Either borax or baking soda is also good for cleaning dirty combs and brushes. Mix ¼ cup into a basin of water and let the items soak overnight (wooden handles probably shouldn’t be left in the mixture for that long) and rinse in the morning.
I rarely use conditioner, but the same advice goes for it as for shampoo: Dilute and use less. Condition just the ends of your hair, rather than the roots, and your hair will stay clean longer. Choose as natural a product as you can find to reduce your exposure to nasty chemicals. There are also lots of easy and economical conditioners you can make at home.
Mix, pour ½ cup of the rinse through wet hair, and rinse with cool water.
Right before you wash your hair, beat the egg yolk until it’s frothy, add oil and beat again, then add water slowly while beating. Pour the mix through wet hair, working it in with your fingers. Allow it to set for a few minutes then rinse it out with warm water.
For dry or damaged hair, a weekly conditioning pack can make a huge difference. You can use any of the following in combination or alone: olive oil, coconut oil, beaten egg, yogurt, mayonnaise, mashed banana, or avocado (I’d rather eat mine, thanks). Mayonnaise is a superfast and very effective choice. Massage it into wet hair, wrap it all up turban-style in an old towel for 20 minutes, and rinse well (perhaps followed with a light shampoo or a Basic Rinse (above).
Herbal Color-Modifying Rinses
While none of these will turn blond hair black or black hair strawberry blond, using them on a regular basis can add highlights and even tone down some graying strands.
A number of natural materials can be used to change hair color more dramatically: Henna is the best known, but indigo, walnut hulls, and other natural materials are also used individually or in blends.
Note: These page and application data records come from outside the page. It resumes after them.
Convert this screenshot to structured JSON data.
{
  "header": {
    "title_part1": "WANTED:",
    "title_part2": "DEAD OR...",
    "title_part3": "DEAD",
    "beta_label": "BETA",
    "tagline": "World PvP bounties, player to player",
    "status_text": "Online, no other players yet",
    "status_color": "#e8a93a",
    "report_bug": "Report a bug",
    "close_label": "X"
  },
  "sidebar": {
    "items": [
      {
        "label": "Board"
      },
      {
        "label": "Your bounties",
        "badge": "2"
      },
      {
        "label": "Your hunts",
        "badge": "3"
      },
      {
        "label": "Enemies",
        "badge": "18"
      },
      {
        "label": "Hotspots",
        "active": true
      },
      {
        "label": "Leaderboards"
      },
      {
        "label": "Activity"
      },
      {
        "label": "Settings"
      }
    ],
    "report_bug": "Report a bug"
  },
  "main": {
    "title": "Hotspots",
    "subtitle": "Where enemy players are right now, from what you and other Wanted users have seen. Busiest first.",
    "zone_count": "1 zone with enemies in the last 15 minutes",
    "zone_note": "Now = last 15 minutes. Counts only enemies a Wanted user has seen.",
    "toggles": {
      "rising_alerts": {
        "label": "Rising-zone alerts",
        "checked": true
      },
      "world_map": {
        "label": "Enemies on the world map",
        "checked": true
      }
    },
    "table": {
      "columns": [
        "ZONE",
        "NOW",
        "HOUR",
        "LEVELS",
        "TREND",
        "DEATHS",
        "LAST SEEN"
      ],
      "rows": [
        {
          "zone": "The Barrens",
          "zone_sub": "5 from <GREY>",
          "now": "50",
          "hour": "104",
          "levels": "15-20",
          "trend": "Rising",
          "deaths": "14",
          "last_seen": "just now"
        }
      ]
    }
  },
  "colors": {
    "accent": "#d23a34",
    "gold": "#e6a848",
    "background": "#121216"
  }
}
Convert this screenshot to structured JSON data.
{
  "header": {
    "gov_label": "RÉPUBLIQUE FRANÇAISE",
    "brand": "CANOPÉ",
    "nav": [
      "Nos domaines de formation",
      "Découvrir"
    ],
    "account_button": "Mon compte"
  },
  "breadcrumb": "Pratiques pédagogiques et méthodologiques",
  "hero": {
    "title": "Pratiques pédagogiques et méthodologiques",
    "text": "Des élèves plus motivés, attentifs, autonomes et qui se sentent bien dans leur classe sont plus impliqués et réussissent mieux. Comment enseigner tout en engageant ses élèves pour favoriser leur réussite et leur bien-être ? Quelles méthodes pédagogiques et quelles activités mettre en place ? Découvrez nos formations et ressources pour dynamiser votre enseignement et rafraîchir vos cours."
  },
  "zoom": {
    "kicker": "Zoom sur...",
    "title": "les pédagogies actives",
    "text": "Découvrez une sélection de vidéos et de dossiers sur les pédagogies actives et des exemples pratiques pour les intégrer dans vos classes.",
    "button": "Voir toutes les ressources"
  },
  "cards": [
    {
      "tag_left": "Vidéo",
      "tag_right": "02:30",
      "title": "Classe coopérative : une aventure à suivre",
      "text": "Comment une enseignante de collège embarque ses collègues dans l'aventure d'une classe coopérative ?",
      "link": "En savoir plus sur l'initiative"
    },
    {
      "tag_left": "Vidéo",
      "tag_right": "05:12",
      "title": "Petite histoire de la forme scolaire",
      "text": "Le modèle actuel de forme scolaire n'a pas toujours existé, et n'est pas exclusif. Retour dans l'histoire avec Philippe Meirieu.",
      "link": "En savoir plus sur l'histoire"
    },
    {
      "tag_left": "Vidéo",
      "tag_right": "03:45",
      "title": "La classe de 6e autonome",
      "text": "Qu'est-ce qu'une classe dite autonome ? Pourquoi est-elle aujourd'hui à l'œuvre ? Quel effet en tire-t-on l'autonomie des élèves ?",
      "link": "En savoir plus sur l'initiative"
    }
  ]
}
Instructions are outside of the scope of today’s column, but if you decide to experiment, test on a lock of hair before committing your entire mane (green or orange hair is fine for tweens flexing their self-image muscles—mine sported those interesting shades and more at various times before they got it out of their systems—but your boss or employees may not be keen on it). Wear gloves, as these dyes can work on skin as well (my mom once had walnut-brown hands for weeks after she decided to hull some black walnuts without gloves).
Here are a few free bonus ideas for safe and inexpensive hair-care products:
Antistatic Treatment for Dry Hair
Put a small dab of natural hand lotion in one palm, rub hands together to coat both evenly, and run your fingers through your hair.
Natural Hair Gel
Dissolve gelatin in water, store in refrigerator between uses. Work into hair with finger tips, and style as desired.
Natural Hair Spray
Chop fruit finely, simmer the pieces in water until they are soft and the liquid is half gone. Strain liquid into a small spray bottle, and store in refrigerator between uses. Spray finished hair lightly; dilute with water if sprayed hair is stiffer than you desire.